Page and application data records

_ _ _ _ _

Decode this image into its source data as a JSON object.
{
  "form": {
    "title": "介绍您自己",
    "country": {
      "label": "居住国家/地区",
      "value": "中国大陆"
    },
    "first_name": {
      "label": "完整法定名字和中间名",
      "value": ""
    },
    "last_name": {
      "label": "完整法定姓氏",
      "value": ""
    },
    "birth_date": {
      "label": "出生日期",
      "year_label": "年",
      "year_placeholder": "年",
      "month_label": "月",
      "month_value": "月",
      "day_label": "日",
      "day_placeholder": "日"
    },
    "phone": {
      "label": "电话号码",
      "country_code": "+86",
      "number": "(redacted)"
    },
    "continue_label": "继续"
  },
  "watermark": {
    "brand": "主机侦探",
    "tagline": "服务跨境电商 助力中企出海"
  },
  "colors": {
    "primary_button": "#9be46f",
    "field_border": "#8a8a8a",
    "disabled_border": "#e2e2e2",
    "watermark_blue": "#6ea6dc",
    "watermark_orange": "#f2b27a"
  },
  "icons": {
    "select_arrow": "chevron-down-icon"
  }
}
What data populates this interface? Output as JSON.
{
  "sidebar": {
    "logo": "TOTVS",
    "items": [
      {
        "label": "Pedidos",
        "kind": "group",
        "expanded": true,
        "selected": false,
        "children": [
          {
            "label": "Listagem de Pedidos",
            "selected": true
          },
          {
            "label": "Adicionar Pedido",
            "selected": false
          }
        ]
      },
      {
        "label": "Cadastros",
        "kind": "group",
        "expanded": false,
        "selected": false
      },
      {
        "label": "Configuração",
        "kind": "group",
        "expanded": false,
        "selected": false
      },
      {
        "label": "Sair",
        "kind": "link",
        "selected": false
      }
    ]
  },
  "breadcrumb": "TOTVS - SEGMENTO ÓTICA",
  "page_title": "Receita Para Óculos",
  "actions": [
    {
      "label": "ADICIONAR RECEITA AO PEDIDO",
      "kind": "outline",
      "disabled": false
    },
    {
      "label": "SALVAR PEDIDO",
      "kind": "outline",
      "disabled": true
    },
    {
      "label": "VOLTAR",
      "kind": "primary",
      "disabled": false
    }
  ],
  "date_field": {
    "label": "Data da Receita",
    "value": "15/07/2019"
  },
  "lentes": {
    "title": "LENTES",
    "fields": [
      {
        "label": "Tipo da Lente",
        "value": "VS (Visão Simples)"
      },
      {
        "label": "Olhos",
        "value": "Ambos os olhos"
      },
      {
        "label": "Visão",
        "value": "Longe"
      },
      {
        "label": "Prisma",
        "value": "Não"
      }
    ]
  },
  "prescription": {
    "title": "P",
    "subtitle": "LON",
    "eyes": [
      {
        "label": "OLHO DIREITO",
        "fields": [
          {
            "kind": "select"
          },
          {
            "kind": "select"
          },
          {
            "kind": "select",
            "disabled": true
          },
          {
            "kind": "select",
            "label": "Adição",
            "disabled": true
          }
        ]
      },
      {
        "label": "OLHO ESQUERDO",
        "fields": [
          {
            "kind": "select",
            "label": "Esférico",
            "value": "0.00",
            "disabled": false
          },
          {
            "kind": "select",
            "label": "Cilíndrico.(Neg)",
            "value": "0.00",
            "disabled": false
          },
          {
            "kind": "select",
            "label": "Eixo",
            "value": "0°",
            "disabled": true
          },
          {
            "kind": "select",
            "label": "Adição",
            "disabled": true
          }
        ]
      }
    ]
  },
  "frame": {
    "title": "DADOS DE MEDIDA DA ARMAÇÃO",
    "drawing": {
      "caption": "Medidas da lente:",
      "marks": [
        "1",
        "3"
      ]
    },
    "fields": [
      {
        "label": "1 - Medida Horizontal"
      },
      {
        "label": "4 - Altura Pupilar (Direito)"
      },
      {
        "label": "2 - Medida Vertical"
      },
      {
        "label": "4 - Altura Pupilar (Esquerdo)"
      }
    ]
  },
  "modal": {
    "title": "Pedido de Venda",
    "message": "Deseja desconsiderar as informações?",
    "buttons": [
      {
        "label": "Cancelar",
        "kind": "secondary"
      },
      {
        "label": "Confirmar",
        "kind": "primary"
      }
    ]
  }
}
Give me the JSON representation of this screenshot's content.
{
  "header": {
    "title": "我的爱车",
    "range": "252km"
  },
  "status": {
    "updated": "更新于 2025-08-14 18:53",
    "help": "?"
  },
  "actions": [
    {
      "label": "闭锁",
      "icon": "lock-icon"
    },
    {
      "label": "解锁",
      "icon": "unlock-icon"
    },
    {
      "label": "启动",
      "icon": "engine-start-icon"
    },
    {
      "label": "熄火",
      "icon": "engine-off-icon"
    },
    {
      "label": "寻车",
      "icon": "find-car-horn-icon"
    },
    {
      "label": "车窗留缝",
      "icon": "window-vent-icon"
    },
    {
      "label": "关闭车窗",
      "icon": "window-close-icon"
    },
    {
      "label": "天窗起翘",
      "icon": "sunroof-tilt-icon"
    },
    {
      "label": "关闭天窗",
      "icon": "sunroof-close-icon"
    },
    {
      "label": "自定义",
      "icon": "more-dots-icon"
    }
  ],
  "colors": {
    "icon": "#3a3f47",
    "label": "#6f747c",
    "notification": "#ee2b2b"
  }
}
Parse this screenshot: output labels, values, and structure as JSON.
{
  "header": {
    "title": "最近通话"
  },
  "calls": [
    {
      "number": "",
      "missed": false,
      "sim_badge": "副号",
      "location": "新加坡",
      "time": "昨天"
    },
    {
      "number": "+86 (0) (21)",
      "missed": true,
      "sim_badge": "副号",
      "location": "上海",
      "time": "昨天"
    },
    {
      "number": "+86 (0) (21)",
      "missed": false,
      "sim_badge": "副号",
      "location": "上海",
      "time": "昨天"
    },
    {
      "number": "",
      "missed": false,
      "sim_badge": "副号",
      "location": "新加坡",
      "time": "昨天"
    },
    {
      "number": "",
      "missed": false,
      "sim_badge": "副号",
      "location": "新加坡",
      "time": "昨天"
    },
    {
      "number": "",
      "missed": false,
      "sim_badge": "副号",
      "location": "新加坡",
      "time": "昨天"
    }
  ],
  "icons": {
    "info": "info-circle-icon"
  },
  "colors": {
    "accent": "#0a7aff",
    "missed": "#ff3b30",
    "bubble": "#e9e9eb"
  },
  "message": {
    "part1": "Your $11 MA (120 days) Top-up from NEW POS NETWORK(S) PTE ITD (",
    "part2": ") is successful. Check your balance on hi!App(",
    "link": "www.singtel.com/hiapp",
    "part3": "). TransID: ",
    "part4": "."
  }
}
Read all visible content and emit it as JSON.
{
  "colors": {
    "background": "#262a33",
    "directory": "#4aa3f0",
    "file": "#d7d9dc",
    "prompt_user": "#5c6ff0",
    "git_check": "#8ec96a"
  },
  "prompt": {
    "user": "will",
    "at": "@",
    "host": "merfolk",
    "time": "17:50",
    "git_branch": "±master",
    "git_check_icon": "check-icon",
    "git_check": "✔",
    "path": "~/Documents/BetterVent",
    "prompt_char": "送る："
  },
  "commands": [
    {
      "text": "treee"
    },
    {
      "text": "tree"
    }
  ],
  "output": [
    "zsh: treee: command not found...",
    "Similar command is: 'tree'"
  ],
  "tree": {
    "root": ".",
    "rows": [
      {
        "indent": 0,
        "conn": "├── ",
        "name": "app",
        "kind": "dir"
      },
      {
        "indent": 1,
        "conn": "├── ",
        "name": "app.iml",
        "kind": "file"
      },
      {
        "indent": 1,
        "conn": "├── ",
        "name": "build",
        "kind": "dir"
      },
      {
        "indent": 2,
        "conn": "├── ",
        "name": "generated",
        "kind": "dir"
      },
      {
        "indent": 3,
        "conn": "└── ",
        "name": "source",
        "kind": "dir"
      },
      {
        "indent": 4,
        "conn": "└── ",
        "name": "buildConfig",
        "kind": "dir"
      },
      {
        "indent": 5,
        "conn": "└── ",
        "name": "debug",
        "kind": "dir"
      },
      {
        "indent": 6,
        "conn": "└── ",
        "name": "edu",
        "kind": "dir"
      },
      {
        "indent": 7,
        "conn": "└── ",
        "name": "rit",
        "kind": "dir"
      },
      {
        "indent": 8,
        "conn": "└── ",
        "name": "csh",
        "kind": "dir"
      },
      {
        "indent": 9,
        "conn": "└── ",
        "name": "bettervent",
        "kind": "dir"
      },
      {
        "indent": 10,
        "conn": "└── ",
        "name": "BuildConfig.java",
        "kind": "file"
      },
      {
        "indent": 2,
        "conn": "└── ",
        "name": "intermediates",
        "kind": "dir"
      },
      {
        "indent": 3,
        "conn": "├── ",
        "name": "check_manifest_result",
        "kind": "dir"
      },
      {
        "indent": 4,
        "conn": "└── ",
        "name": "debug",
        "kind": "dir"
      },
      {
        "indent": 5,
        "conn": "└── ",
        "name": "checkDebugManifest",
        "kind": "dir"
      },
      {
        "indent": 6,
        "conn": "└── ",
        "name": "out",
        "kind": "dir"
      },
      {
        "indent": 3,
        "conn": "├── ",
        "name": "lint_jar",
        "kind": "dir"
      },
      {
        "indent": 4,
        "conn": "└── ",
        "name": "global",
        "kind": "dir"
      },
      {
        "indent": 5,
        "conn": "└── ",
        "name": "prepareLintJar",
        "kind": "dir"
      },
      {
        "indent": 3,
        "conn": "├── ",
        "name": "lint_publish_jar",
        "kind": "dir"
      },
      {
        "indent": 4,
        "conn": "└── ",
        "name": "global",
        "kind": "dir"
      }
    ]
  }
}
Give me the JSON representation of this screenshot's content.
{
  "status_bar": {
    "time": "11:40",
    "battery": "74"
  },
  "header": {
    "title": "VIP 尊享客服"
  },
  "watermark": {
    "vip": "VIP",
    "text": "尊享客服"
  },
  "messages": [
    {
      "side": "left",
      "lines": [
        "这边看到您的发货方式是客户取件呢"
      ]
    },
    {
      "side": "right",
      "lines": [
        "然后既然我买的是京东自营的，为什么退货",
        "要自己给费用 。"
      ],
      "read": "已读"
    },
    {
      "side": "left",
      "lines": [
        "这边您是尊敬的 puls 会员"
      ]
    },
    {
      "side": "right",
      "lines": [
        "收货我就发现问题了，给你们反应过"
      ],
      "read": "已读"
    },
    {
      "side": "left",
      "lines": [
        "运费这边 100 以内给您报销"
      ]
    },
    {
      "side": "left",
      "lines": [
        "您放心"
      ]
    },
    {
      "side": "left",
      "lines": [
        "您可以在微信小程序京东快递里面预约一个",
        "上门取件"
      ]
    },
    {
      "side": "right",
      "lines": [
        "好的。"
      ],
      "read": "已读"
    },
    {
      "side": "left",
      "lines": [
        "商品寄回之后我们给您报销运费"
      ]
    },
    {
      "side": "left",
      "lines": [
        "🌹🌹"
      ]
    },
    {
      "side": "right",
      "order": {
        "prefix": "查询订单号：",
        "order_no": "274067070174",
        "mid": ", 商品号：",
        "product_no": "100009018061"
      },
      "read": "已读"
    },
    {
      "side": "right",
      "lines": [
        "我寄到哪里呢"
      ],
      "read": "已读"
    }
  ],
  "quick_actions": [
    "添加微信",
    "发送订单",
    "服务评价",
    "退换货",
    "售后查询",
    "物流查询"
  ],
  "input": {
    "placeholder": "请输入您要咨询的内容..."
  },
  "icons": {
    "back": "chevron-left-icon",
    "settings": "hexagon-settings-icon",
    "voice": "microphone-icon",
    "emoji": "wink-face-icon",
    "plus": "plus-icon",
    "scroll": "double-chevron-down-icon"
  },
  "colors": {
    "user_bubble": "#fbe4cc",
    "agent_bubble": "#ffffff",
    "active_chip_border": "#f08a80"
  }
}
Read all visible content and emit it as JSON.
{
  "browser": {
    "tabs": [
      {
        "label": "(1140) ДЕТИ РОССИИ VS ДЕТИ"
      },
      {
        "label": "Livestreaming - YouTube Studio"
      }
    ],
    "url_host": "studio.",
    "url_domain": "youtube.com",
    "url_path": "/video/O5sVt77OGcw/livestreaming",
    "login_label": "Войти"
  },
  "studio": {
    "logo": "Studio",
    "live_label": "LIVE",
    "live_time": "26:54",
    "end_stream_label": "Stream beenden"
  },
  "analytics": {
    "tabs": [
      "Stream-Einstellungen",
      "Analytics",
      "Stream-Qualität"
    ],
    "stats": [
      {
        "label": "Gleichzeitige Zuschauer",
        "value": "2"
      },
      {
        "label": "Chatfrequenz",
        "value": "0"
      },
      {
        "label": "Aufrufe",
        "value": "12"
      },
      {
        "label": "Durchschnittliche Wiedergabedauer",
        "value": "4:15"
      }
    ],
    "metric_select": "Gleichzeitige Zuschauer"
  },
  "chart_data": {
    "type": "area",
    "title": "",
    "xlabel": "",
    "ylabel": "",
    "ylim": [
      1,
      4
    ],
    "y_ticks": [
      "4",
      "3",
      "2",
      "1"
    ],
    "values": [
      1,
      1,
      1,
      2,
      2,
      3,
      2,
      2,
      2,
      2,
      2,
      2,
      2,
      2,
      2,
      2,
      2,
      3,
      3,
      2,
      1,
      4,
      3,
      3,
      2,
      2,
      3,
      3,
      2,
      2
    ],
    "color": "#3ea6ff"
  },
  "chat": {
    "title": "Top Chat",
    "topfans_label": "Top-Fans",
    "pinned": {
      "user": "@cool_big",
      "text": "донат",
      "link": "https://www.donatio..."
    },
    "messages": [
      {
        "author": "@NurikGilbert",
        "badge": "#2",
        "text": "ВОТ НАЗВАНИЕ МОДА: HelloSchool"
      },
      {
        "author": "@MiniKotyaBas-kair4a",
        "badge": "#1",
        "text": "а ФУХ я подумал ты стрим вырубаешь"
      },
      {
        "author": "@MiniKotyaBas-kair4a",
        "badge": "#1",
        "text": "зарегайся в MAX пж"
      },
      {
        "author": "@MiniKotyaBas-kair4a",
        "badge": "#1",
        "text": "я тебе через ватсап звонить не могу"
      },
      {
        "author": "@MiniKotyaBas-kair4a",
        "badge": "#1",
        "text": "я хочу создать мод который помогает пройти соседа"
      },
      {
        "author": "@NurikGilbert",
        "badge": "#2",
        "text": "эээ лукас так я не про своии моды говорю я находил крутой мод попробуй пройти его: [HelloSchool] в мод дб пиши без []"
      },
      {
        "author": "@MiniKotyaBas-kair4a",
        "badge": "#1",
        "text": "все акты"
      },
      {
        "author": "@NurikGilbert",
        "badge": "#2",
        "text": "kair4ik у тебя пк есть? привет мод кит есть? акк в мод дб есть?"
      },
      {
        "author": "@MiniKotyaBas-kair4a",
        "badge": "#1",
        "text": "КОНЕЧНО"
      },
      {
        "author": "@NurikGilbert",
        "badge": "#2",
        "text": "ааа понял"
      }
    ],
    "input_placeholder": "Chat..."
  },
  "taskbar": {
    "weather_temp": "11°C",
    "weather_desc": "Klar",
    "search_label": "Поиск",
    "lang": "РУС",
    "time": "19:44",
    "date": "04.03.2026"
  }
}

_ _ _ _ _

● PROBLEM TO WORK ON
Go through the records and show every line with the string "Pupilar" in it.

● SOLUTION FOR THIS EXERCISE
        "label": "4 - Altura Pupilar (Direito)"
        "label": "4 - Altura Pupilar (Esquerdo)"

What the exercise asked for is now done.